 3. Too much of a good thing can be bad.

There are situations that warrant the appropriate elicitation of our stress response. Maybe we are in a car accident and we have to rush to provide aid for ourselves and our loved ones. A temporary, and infrequent, activation of our stress response with ample time to rest and digest what has happened in-between does not lead to health issues. However, we are now estimated to elicit our stress response over ten times a day. We are over-estimating threats and placing our bodies under a tremendous amount of unnecessary strain that does have significant short and long-term health consequences. What if we acknowledge how efficient we are at identifying threats, but shoot for eliminating one unnecessary stress response activation per week?

 4. Balance and optimal performance go hand in hand.

When we identify a situation as a threat, our thoughts and words trigger our brain to engage multiple systems in our body to address the threat. This diminishes the effectiveness of critical structures in our brain, for example, those that govern thinking; and shuts down other essential functions of our body, for example, our immune and digestive systems. In other words, when we operate under our stress response, our power is momentarily diminished and we enter a state of temporary impairment. Additionally, when we are in this defensive mode we cannot learn as well. What if we use the old advice to “pause and take ten breaths,” and then reconsider if we want to label a situation a threat, considering how powerful our thoughts and words are?

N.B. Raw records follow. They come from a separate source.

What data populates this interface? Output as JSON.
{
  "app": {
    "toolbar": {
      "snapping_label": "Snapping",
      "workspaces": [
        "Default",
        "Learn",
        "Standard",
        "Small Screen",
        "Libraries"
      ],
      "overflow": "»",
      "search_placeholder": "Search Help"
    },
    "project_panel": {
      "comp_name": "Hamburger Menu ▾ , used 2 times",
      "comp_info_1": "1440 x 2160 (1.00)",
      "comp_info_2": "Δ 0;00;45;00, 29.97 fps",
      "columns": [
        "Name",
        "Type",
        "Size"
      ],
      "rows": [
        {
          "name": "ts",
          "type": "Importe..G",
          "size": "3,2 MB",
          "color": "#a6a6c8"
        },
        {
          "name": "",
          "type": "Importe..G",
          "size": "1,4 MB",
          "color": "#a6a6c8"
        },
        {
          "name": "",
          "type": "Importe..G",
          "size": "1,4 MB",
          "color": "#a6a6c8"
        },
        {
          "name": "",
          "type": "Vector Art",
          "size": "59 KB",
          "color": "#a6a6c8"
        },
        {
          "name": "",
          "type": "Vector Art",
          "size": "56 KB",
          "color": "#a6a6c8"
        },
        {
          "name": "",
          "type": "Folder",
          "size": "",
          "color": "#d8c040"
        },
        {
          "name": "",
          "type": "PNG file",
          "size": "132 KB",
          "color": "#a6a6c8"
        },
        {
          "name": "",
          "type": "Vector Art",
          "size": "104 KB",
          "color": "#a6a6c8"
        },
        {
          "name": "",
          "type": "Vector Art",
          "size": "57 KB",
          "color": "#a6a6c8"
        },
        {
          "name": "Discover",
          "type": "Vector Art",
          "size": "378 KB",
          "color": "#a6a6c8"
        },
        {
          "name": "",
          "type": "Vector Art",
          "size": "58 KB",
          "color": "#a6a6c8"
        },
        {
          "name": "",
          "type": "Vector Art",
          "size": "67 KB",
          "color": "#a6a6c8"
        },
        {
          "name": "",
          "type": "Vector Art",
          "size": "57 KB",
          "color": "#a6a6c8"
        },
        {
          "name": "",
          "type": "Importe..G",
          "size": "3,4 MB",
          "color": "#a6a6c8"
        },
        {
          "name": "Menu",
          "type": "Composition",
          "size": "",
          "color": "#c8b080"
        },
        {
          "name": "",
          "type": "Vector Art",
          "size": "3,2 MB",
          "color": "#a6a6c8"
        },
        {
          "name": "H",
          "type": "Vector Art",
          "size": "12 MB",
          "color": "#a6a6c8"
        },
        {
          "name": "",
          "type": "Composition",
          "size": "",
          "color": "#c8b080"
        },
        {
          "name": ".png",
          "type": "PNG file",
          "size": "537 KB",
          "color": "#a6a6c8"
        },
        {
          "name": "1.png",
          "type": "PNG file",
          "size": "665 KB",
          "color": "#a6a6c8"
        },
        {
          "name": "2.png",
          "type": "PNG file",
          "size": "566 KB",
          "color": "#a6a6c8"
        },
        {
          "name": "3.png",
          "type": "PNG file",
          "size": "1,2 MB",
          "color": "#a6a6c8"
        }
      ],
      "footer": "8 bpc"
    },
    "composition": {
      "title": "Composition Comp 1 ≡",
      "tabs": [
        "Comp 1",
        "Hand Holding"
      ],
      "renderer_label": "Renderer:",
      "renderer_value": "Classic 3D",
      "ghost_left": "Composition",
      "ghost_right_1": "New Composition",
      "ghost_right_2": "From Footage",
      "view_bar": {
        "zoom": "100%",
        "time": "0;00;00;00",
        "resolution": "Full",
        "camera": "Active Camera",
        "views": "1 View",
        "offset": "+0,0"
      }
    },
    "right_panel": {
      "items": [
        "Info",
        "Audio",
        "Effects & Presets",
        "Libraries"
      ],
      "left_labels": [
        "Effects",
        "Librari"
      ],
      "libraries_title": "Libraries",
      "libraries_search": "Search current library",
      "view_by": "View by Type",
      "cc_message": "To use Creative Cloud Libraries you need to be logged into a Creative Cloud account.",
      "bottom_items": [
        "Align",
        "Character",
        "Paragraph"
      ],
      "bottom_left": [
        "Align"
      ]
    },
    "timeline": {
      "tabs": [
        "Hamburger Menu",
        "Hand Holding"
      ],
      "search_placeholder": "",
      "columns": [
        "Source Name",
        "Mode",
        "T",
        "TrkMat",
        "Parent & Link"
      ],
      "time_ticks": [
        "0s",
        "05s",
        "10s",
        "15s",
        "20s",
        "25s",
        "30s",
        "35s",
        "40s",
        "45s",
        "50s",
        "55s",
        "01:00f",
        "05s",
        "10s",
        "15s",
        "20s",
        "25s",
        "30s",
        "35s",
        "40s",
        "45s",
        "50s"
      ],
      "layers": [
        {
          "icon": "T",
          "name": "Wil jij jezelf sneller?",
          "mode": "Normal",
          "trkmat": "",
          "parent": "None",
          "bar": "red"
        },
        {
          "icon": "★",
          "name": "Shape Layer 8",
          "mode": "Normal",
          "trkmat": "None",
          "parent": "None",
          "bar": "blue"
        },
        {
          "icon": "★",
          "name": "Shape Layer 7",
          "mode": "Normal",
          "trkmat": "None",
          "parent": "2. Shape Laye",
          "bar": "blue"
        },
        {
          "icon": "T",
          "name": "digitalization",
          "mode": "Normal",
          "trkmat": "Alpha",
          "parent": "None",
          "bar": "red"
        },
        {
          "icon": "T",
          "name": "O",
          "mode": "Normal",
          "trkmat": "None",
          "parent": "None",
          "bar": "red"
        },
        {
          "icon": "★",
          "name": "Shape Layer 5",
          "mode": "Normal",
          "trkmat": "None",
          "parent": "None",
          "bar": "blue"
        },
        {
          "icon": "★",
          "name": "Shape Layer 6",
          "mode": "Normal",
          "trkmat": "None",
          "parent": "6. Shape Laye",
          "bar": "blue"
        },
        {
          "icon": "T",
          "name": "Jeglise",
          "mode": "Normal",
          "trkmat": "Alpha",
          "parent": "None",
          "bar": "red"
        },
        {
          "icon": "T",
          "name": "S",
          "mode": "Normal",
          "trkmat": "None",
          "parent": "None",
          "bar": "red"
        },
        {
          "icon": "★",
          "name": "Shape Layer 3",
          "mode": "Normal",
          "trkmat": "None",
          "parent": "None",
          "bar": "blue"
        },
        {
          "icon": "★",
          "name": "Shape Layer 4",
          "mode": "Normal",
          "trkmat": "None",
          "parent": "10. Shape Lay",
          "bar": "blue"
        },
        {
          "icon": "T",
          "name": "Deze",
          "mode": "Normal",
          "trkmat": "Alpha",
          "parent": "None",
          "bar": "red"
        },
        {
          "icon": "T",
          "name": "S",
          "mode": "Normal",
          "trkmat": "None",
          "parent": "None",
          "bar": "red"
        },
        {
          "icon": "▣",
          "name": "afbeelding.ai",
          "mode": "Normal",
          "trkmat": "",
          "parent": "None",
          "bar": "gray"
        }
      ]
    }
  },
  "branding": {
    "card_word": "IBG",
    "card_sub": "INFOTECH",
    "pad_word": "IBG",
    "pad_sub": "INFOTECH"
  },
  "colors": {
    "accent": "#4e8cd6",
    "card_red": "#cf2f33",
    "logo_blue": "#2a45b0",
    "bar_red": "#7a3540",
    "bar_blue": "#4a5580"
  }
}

5. There are significant consequences to chronic stress.

When we allow our body systems to be used too often to address imaginary fears, like public humiliation, we are essentially exhausting our body systems by asking them to work overtime. Allostasis is the process that our body uses to regain homeostasis after it has been taken off-balance by a stressor. The total sum of all the things our body has to do to get back to its balanced state is called allostatic load. When our allostatic load is greater than our ability to recover, we enter the overload-level of allostatic load, and significant damage to organs and functions can occur. What if we consciously infuse breaks of calm in between jumping through hoops of stress as a means of boosting our resilience to life’s demands? Even sneaking out to the garden to water the plans, or creating a five minute space at work to listen to a guided meditation could be enough to restore balance in our nervous system.

We seem to frequently judge ourselves for our shortcomings, but we do not acknowledge how powerful we can be in creating not just our reality, but also our health and well-being. Although life’s demands are endless and many of them are outside of our control, what is actually within our control is working on building the resources that help us bounce back when something pushes us off-balance.

We are all drawn to rewarding experiences, and we strive to be happy. Reinstating an internal sense of safety and security is one of the most sustainable forms of happiness.

We know how to install a security system in our home to help us feel safe, but do we know how to reinstate a sense of safety in our neurobiology to improve our relationship with stress?

Join me next week for the second part of ways to improve our relationship with stress—how to establish safety and trust with stress and our nervous systems.

We cannot eliminate the sheer volume of stressors, but we can improve our relationship with our body systems and our stress response as a powerful way to live happier, healthier, and more productive lives.